Lawyers have seen an interest proliferation in acquiring land and consumer goods within the metaverse, Decentraland, but how to handle legal disputes related to activities in the virtual world is akin to the wild west and remains a mystery, defamation lawyer Howard Winkler says.
Winkler says that created avatars take on personalities and commercially acquire goods and services just like the real world. For example, with retailers like Nike and Rolex establishing stores within the metaverse, an avatar can purchase a limited-edition item, but “what do you do when just like in the real world, someone knocks off and counterfeits that Nike shoe or Rolex watch?” he asks.
Several communities make up Decentraland, and Winkler says the metaverse is different from others because it does not necessarily operate for commercial gain but rather as a community effort to develop the virtual world.
These different communities, in some respects, are analogous to independent states and have each created their tokens or currency, he says. For example, celebrities partner with some of these communities and establish homes within the metaverse to sell property nearby or in the same neighbourhood, and people purchase with real money.

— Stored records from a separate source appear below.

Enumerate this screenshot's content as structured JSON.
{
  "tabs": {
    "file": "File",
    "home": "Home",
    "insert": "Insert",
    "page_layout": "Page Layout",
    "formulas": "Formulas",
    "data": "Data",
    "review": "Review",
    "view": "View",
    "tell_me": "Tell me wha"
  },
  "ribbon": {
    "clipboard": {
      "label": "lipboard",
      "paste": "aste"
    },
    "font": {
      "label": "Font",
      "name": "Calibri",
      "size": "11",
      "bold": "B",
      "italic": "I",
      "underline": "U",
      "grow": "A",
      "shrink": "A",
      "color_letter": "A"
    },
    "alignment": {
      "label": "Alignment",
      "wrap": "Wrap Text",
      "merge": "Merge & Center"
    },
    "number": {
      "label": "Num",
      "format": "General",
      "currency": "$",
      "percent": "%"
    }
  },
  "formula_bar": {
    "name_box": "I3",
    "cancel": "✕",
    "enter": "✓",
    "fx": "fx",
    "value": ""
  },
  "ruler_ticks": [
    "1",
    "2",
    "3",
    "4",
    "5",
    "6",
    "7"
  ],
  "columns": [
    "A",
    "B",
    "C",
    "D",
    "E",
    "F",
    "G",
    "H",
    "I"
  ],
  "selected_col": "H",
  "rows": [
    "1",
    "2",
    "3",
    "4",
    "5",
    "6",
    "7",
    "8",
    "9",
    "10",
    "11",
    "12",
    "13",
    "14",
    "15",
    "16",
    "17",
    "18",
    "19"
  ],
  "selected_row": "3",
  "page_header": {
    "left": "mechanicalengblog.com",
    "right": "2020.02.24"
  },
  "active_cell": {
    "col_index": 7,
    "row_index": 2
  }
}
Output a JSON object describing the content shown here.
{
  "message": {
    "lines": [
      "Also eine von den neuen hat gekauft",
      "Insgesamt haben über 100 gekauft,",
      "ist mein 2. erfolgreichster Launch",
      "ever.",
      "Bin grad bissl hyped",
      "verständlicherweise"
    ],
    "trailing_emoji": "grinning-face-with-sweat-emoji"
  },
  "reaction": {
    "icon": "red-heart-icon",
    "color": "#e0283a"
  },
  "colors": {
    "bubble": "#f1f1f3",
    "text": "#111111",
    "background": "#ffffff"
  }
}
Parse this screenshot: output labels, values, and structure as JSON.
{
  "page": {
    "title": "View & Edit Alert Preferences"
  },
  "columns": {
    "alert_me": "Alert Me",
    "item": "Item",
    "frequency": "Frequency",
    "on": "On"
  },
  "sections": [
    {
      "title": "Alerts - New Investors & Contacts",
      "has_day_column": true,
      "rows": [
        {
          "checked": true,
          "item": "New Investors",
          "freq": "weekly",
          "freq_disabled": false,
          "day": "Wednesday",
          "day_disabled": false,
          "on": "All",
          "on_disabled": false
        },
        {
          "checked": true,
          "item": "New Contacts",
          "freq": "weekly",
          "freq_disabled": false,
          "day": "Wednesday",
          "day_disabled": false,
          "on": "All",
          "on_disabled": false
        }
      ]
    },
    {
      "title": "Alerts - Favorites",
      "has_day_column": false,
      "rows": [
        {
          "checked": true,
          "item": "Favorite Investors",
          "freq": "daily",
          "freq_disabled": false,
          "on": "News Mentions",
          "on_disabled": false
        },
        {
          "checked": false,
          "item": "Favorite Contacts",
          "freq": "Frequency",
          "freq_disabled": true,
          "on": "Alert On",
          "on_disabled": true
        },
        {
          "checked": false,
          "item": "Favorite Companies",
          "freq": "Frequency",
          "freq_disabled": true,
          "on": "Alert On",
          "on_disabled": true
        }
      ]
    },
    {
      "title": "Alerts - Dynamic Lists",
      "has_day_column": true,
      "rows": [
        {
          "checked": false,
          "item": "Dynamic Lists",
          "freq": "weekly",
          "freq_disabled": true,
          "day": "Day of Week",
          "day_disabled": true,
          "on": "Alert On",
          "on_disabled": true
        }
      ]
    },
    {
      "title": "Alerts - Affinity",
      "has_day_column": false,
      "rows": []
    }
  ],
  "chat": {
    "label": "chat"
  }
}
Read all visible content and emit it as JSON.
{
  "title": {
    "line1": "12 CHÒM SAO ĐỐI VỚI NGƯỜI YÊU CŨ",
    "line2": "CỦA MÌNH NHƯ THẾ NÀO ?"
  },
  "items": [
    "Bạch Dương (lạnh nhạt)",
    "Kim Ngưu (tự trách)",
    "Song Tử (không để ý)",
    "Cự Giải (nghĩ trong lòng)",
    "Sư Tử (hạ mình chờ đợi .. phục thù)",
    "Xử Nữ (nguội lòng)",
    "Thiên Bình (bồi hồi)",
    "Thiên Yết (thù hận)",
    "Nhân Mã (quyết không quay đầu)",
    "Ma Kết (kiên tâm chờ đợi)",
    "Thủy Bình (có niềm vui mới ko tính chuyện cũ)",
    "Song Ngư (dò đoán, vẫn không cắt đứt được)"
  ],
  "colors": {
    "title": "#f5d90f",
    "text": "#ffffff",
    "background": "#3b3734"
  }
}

“Someone recently spent the equivalent of US$450,000 to virtually live next door to Snoop Dogg,” he says. “How do you know it’s real money and how do you protect those investments without an established land system?”
“Avatars will develop personalities and reputations and so what happens when your avatar is defamed, and its reputation is impacted?”
Winkler says an avatar’s activities in the metaverse could have an economic impact and create jurisdictional disputes similar to the real world, However, he says Decentraland's community-based approach means conflicts may be easier to navigate.
The unregulated metaverse also raises the concern of how to enforce a monetary judgement if someone suffers a financial loss within the metaverse. “These are interesting and challenging issues that users, communities, and lawyers will grapple with within the coming months.”
Because joining the Decentraland community is contractual, Winkler says the mechanisms for law enforcement are critical, but no legal system exists to address these concerns. While community members determine the regulations, he says lawyers can help establish smart contracts – an agreement that certain predetermined rules will bind members’ assets.
Winkler says that lawyers need to be sensitive to the metaverse growing exponentially. As commercial transactions continue to take place, communities will need to establish rules and need the assistance of lawyers to develop the intellectual property laws of the area, a process for resolving IP disputes within their communities and complaints about the sale of goods within the metaverse.
“Smart contracts are essentially establishing an if A then B type of situation in a number of scenarios. Upon entering a metaverse community, you’ll have to enter one of these smart contracts, where your avatar will agree to be bound by the rules of law of the community.”
Canada is in the process of developing or proposing some regulations, but Winkler says the country is way behind other jurisdictions. “We’re still grappling with establishing laws that will govern the social media world. Governments are nowhere near turning their minds to what rules should apply with respect to a metaverse community.”
He says Decentraland communities should develop different arbitration panels with varying expertise in different practice areas to decide which laws to apply.
“Is it going to be a law that is uniquely designed for that community? Will it be a law where community owners say the laws for a particular U.S. state apply or the laws of the province of Ontario apply?”
Winkler says a smart contracts provision could be that disputes between members be within the jurisdiction of the established arbitration panels and that if there is an award from the panel, judgement will be met by adding the recourse to the awardee’s token assets.
Setting up a system with punishments and penalties, including economic impact, will make people more reluctant to engage in the metaverse but balance freedom of movement and speech against how to redress committed wrongs within the communities, Winkler says.